WHAT THE TASK ASKS: Report each line of the data that includes the word "JSON".

<<<<

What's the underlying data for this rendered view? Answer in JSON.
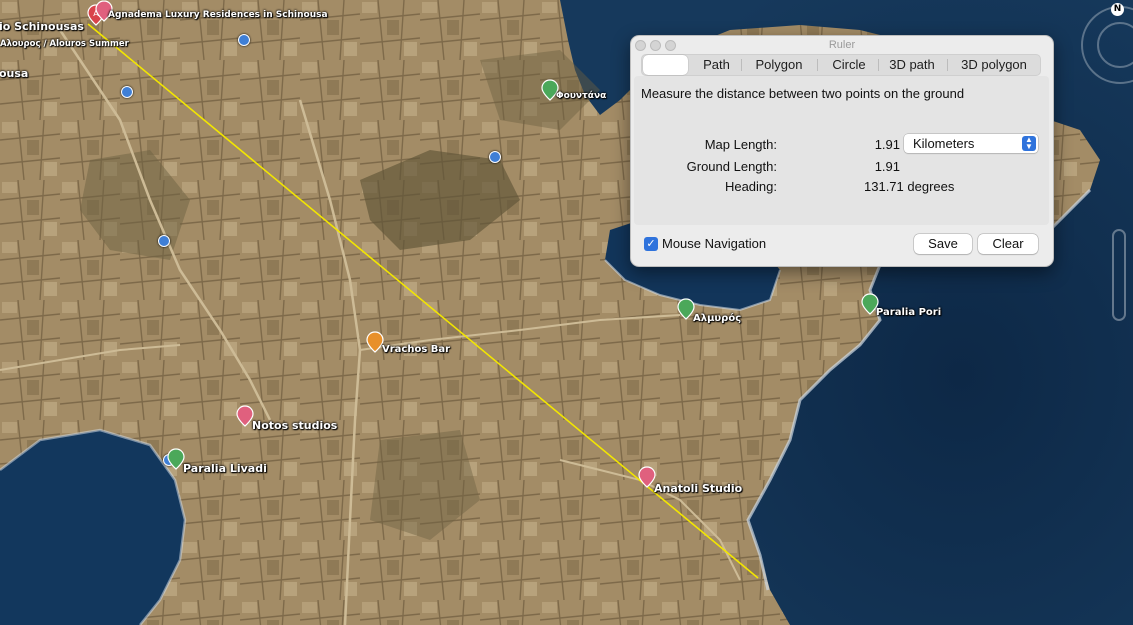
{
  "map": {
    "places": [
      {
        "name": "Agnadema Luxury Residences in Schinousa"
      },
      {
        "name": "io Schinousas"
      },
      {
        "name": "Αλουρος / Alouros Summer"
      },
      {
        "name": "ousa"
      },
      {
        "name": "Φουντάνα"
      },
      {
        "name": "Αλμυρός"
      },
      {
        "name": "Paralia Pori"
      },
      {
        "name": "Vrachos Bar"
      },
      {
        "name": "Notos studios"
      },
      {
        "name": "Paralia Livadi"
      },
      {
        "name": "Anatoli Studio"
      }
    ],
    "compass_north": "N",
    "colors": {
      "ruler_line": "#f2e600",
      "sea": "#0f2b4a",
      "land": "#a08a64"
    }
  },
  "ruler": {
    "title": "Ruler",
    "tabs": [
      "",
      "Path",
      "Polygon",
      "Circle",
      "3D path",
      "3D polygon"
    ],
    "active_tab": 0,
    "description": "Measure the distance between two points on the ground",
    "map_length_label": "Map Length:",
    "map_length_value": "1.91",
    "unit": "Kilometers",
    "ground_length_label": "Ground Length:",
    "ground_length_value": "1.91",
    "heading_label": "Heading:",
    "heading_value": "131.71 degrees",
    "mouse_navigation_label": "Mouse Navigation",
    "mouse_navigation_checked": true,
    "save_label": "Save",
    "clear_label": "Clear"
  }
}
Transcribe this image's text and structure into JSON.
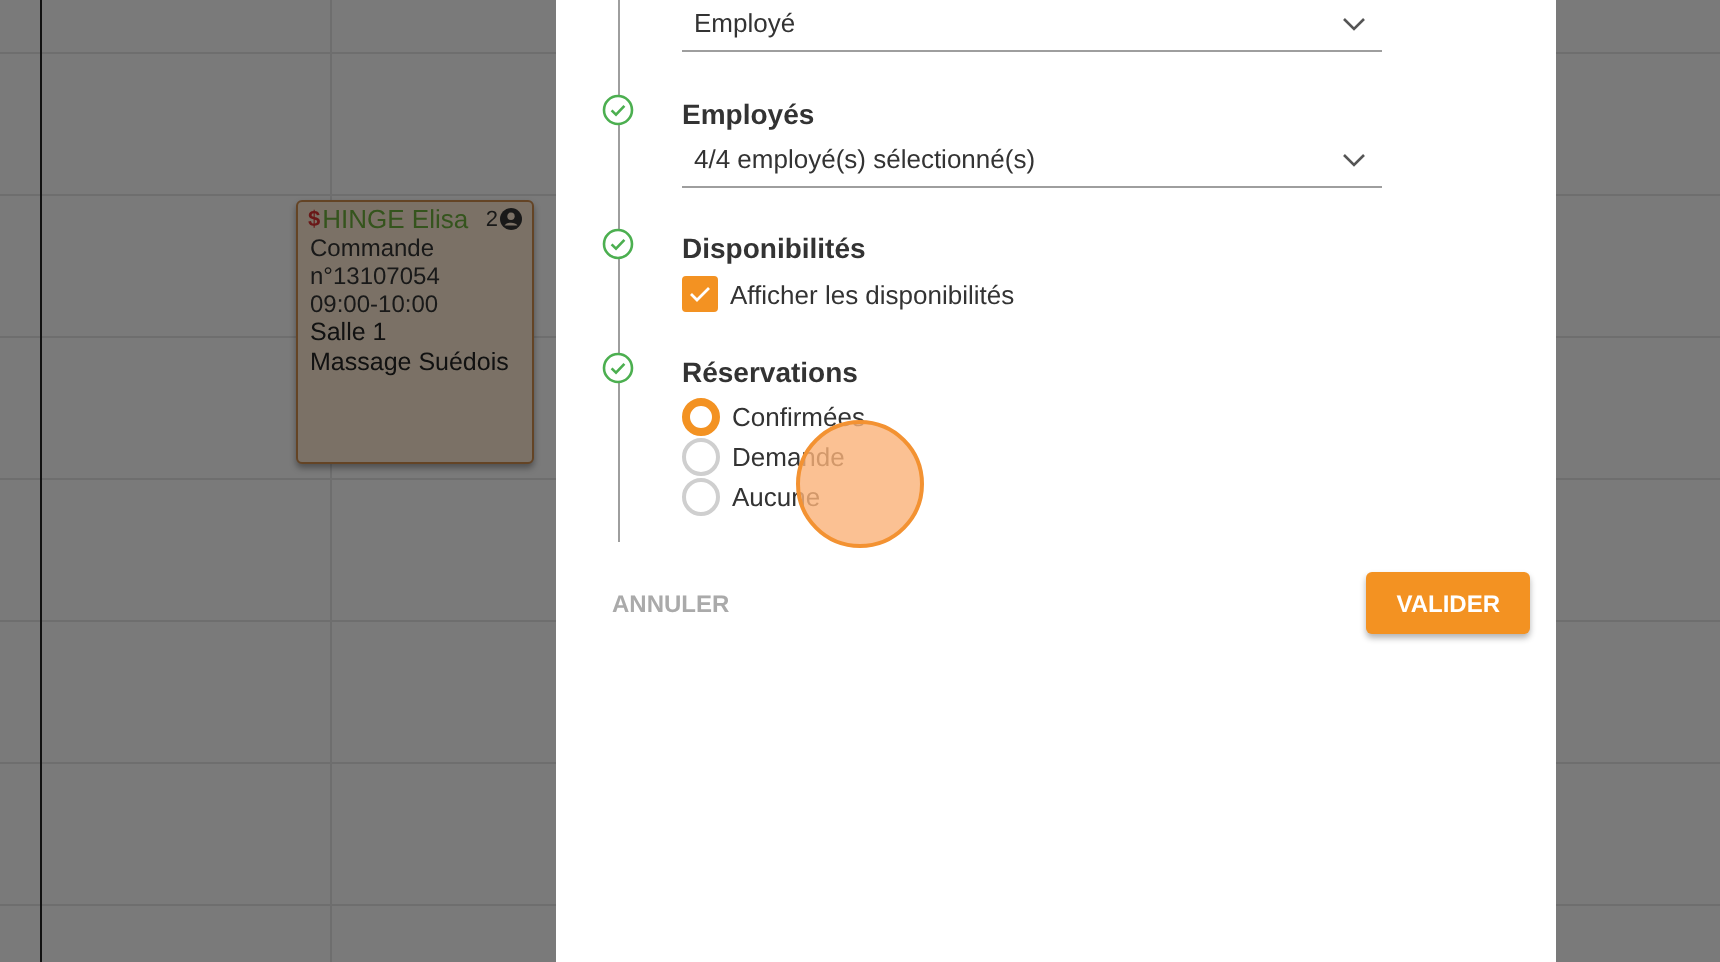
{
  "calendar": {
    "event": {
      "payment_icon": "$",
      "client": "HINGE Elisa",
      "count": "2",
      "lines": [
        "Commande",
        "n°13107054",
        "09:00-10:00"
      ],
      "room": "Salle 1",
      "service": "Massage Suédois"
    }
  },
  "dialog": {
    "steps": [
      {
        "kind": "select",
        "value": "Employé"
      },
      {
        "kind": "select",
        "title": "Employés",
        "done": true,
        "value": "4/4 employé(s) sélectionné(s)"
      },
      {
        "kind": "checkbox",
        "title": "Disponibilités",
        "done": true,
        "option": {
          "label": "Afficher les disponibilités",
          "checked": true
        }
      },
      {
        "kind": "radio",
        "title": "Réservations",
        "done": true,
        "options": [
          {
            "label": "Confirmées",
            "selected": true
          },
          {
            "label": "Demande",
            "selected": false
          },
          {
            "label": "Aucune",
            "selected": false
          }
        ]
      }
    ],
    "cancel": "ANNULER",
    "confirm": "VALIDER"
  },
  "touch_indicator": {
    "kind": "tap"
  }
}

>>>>

YOUR RESPONSE:
What's the underlying data for this rendered view? Answer in JSON.
Transcribe this image's text and structure into JSON.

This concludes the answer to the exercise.